__Source material__.
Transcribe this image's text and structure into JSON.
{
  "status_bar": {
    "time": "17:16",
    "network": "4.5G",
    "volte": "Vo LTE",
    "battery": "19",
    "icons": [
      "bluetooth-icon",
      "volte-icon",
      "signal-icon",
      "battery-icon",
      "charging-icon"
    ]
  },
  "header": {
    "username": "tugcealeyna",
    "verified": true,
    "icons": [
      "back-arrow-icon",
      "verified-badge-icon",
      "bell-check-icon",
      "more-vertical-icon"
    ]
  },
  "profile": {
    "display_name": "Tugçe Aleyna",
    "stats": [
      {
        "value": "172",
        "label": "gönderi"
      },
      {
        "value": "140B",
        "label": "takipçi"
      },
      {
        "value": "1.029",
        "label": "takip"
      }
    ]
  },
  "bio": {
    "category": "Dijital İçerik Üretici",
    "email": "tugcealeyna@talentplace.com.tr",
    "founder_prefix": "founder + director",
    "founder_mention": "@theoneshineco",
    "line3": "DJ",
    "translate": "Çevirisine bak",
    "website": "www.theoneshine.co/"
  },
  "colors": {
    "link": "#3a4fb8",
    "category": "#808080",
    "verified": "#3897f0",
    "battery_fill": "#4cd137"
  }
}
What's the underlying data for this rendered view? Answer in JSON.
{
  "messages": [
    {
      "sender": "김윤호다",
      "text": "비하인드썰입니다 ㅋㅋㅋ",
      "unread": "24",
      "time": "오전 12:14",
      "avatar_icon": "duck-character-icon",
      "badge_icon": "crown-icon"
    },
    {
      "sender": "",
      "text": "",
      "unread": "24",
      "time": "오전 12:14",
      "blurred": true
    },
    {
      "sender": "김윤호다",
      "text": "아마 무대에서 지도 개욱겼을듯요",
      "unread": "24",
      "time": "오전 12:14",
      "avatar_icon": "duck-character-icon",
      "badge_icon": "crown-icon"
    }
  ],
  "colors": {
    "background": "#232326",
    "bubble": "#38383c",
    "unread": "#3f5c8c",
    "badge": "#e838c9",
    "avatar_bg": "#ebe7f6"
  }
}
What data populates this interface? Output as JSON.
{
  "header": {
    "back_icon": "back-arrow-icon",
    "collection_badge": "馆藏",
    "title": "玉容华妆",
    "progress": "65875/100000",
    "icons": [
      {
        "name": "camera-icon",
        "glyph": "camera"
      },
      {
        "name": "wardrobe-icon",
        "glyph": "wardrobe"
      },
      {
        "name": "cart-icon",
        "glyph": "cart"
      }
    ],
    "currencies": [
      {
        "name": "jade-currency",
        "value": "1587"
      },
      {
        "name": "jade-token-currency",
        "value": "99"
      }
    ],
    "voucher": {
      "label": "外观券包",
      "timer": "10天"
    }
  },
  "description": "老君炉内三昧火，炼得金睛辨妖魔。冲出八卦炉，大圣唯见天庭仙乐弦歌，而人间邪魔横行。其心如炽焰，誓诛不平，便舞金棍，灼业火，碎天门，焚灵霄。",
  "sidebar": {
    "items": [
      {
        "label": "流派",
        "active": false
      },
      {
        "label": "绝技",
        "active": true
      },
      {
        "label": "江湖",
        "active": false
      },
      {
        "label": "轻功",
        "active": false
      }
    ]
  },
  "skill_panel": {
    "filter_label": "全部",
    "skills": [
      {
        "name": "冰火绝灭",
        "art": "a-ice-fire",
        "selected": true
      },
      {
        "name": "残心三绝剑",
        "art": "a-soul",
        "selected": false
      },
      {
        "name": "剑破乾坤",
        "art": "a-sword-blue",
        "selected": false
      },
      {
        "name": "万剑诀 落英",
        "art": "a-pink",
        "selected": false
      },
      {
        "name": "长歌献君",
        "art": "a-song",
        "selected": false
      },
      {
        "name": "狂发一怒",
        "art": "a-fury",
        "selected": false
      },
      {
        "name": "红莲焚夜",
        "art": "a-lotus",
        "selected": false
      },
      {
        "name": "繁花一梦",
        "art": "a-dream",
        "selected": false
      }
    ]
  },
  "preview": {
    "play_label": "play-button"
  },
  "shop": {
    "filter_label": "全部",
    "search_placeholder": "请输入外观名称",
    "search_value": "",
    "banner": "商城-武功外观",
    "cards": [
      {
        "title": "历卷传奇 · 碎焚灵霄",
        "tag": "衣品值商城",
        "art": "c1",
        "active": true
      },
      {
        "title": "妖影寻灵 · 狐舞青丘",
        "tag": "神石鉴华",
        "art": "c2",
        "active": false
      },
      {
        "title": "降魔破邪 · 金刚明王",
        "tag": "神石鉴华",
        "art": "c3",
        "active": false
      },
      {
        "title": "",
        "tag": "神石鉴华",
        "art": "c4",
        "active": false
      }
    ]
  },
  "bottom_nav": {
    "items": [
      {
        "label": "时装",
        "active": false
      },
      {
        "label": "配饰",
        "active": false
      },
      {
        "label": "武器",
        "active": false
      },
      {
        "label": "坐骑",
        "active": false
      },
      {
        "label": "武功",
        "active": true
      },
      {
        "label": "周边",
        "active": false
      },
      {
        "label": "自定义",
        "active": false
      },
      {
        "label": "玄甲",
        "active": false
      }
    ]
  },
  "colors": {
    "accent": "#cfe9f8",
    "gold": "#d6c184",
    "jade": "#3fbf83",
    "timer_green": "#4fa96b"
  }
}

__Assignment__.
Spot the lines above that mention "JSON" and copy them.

__Result for this exercise__.
Transcribe this image's text and structure into JSON.
What's the underlying data for this rendered view? Answer in JSON.
What data populates this interface? Output as JSON.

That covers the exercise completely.